Wilmar Roldán Confident and outspoken even at a young age, he earnt the nickname ‘The Castrilli’ for his likeness to famous Argentine whistler Javier Castrilli. Lived up to his nickname when refereeing in the Copa Libertadores this year – handing out 6 yellows and 1 straight red card in a match between Jorge Wilstermann and Vasco de Gama.
Matthew Conger School teacher back home in New Zealand, with over 20 years of experience. Born in Texas, used to play in New Zealand, has plenty of tournament experience at the Olympics & U17 tournaments but this will be his first World Cup.
Norbert Hauata From Tahiti, this French speaker has been an international FIFA referee since 2008. Along with New Zealand’s Matthew Conger he is the only other official selected from the Oceania region.
Felix Brych Reffing in the Bundesliga from the age of 28, the 42 year old German is a qualified lawyer, and with 626 career matches under his belt to date, the most experienced referee at the World Cup.
Cüneyt Çakir The vastly experienced Turk is one of the most recognisable referees in Europe.
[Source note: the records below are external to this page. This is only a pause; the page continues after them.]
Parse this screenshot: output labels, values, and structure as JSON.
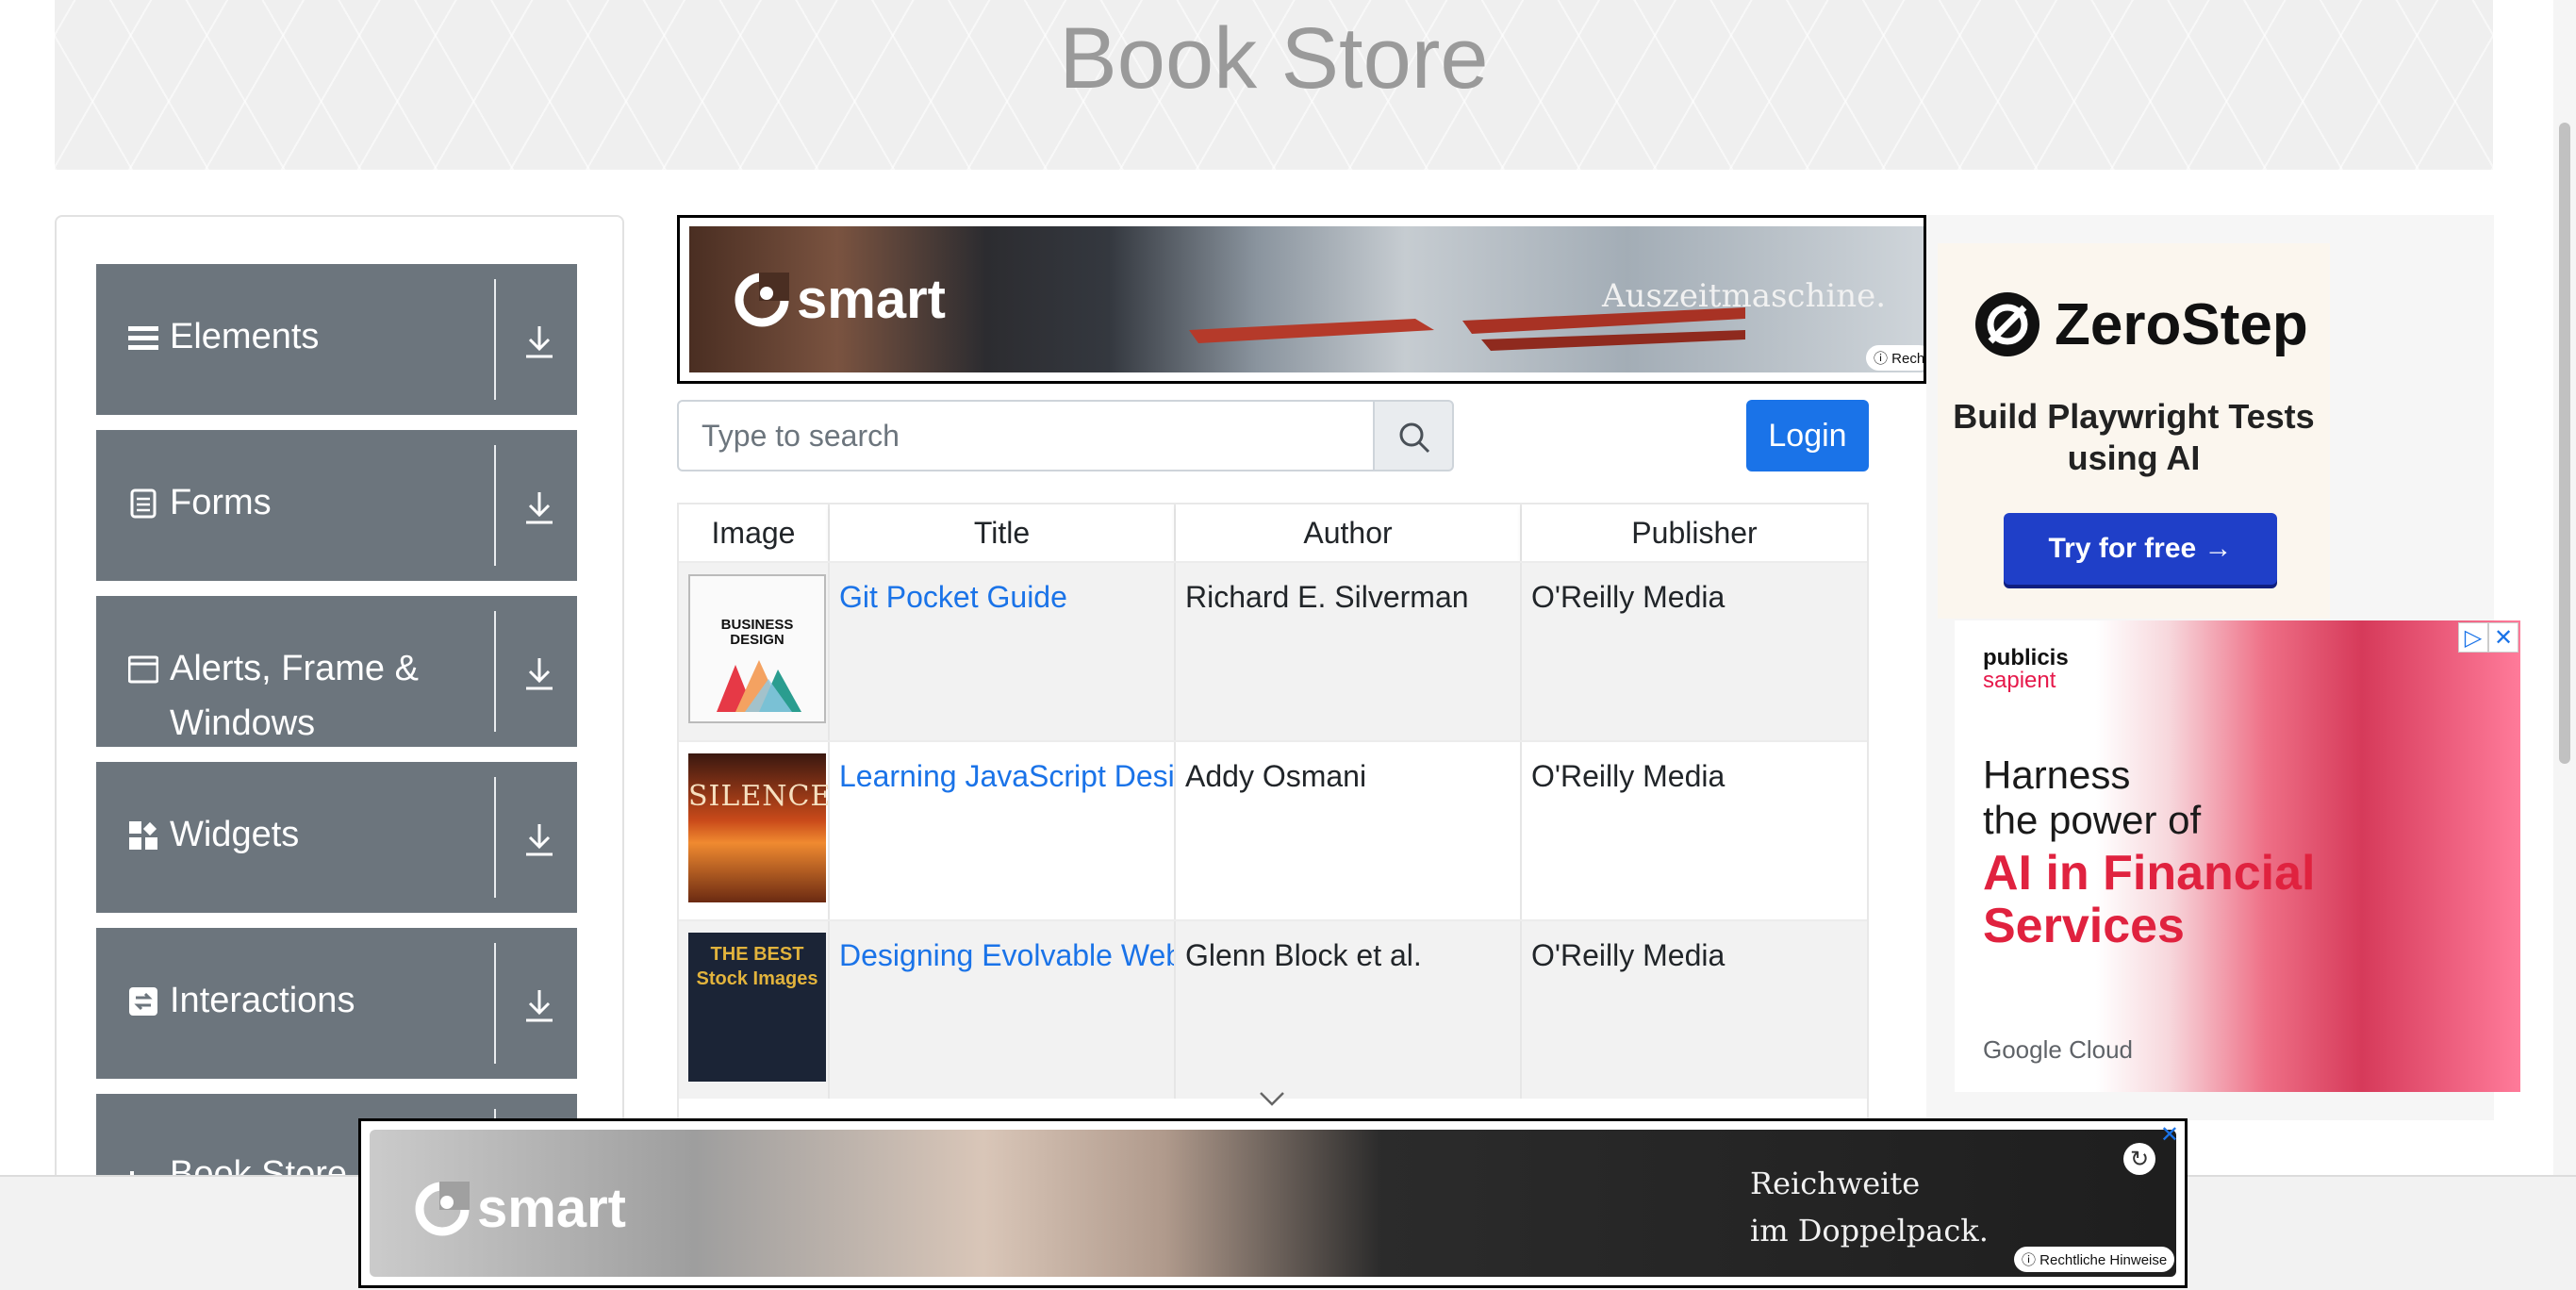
{
  "header": {
    "title": "Book Store"
  },
  "sidebar": {
    "items": [
      {
        "label": "Elements",
        "icon": "hamburger-icon"
      },
      {
        "label": "Forms",
        "icon": "document-icon"
      },
      {
        "label": "Alerts, Frame & Windows",
        "icon": "window-icon"
      },
      {
        "label": "Widgets",
        "icon": "widgets-icon"
      },
      {
        "label": "Interactions",
        "icon": "interactions-icon"
      },
      {
        "label": "Book Store",
        "icon": "bar-chart-icon"
      }
    ]
  },
  "ad_top": {
    "brand": "smart",
    "tagline": "Auszeitmaschine.",
    "legal": "Rech"
  },
  "search": {
    "placeholder": "Type to search"
  },
  "login": {
    "label": "Login"
  },
  "table": {
    "columns": [
      "Image",
      "Title",
      "Author",
      "Publisher"
    ],
    "rows": [
      {
        "title": "Git Pocket Guide",
        "author": "Richard E. Silverman",
        "publisher": "O'Reilly Media",
        "cover_text": "BUSINESS DESIGN"
      },
      {
        "title": "Learning JavaScript Design Patterns",
        "author": "Addy Osmani",
        "publisher": "O'Reilly Media",
        "cover_text": "SILENCE"
      },
      {
        "title": "Designing Evolvable Web APIs with ASP.NET",
        "author": "Glenn Block et al.",
        "publisher": "O'Reilly Media",
        "cover_text": "THE BEST Stock Images"
      }
    ]
  },
  "ad_right": {
    "zerostep": {
      "brand": "ZeroStep",
      "headline": "Build Playwright Tests using AI",
      "cta": "Try for free →"
    },
    "publicis": {
      "brand_line1": "publicis",
      "brand_line2": "sapient",
      "line1": "Harness",
      "line2": "the power of",
      "highlight": "AI in Financial Services",
      "footer": "Google Cloud"
    }
  },
  "ad_bottom": {
    "brand": "smart",
    "line1": "Reichweite",
    "line2": "im Doppelpack.",
    "legal": "Rechtliche Hinweise"
  },
  "colors": {
    "sidebar_bg": "#6c757d",
    "link": "#1a73e8",
    "login_bg": "#1a73e8",
    "zerostep_cta": "#1f3fc8",
    "publicis_red": "#e0223f"
  }
}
Refereed at Euro 2012, the 2014 World Cup, and the 2015 Champions League final. Controversially sent off Nani for Man United v Real Madrid in 2013.
Sergey Karasev The only Russian referee to be selected for the World Cup and something of a disciplinarian, Karasev has dished out four or more cards in each of his last five international games.
Björn Kuipers The Dutchman became the first referee to officiate a European final in his home country for 22 years when he officiated the 2013 Europa League final in Amsterdam. Famously sent off Zlatan Ibrahimovic for PSG in the 2015 Champions League, after being surrounded by nine Chelsea players.
Szymon Marciniak Decided to be a referee after getting sent off during his own playing career. Has done very well since, reffing 3 matches at Euro 2016, and five Champions League matches in 2017/18, including Spurs 2-1 loss at home to Juventus.
Antonio Mateu Lahoz Another one who’s rather too fond of the attention, the Spanish ref incensed Man City fans in this year’s Champions League quarter-final v Liverpool, disallowing a legitimate goal and sending Pep Guardiola to the stands.
Milorad Mažić The 45-year-old Serbian is the oldest referee in Russia. Took charge of the 2018 Champions League final between Real Madrid and Liverpool, controversially sparing Sergio Ramos any punishment for his attacks on Mo Salah & Loris Karius.
Gianluca Rocchi A member of FIFA’s elite group of referees, Rocchi began his career way back in 2000 at the age of 26. A public supporter of VAR, saying it makes officials lives easier.
Damir Skomina Plenty of top level experience but the Slovenian is not a man England will want to be reminded off, the Slovenian officiating during the Three Lions’ elimination by Iceland at Euro 2016. Averages more than 4 cautions per game.
Clément Turpin The only French whistler at the World Cup, the man from Lyon is regarded as one of the best up and coming referees, and already has big match experience from Euro 2016. `Has a number of Twitter parody accounts created in his honour. Studies the theory of law.

*Data sourced from



Richard Marsh